— MATERIAL FOR THIS EXERCISE —

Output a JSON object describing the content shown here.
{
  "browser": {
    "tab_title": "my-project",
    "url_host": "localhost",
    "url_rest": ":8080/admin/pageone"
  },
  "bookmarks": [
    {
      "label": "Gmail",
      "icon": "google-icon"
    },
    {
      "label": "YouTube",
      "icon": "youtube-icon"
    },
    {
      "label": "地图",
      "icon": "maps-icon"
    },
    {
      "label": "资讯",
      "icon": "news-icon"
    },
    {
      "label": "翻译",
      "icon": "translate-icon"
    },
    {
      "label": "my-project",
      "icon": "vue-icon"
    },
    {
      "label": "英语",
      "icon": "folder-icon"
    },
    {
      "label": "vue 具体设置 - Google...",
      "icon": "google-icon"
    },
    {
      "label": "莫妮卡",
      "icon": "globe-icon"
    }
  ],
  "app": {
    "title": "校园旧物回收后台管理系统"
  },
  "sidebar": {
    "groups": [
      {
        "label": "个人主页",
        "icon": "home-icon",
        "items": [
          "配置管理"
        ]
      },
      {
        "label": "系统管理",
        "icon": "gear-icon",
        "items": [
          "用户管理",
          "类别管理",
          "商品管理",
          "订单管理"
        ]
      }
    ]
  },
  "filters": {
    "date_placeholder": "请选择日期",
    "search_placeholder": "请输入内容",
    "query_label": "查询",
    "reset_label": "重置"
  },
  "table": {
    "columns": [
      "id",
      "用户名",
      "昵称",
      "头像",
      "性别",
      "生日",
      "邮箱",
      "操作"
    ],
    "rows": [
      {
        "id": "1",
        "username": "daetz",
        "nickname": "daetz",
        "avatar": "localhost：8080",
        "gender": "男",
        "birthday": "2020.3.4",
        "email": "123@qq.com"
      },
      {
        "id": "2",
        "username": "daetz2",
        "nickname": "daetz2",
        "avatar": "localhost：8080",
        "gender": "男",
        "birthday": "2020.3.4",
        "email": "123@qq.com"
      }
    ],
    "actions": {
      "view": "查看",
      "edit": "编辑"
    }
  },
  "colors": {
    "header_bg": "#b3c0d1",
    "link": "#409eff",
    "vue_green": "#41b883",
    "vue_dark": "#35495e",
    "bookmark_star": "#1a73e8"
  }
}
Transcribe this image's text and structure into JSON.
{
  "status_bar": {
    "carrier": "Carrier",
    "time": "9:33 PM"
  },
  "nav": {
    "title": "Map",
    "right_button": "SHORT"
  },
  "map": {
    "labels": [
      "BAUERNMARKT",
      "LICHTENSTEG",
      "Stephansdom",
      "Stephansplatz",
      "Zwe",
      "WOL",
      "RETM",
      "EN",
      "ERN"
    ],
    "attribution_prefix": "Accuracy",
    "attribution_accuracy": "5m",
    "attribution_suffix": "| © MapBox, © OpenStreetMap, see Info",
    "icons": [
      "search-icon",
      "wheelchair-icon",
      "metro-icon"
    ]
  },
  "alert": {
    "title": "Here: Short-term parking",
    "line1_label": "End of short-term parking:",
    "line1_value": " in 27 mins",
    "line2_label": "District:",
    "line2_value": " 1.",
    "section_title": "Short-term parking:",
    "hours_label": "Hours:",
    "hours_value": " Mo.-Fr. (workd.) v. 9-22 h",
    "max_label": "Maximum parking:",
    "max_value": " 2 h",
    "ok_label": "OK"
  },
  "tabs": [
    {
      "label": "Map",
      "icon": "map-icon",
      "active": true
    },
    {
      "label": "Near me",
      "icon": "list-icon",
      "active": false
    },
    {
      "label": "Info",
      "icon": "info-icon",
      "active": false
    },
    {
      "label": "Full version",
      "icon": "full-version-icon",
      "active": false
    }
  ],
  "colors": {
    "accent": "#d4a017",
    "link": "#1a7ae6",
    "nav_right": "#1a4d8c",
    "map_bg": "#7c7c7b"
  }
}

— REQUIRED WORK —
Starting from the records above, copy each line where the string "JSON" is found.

— RESPONSE TO THE EXERCISE —
Output a JSON object describing the content shown here.
Transcribe this image's text and structure into JSON.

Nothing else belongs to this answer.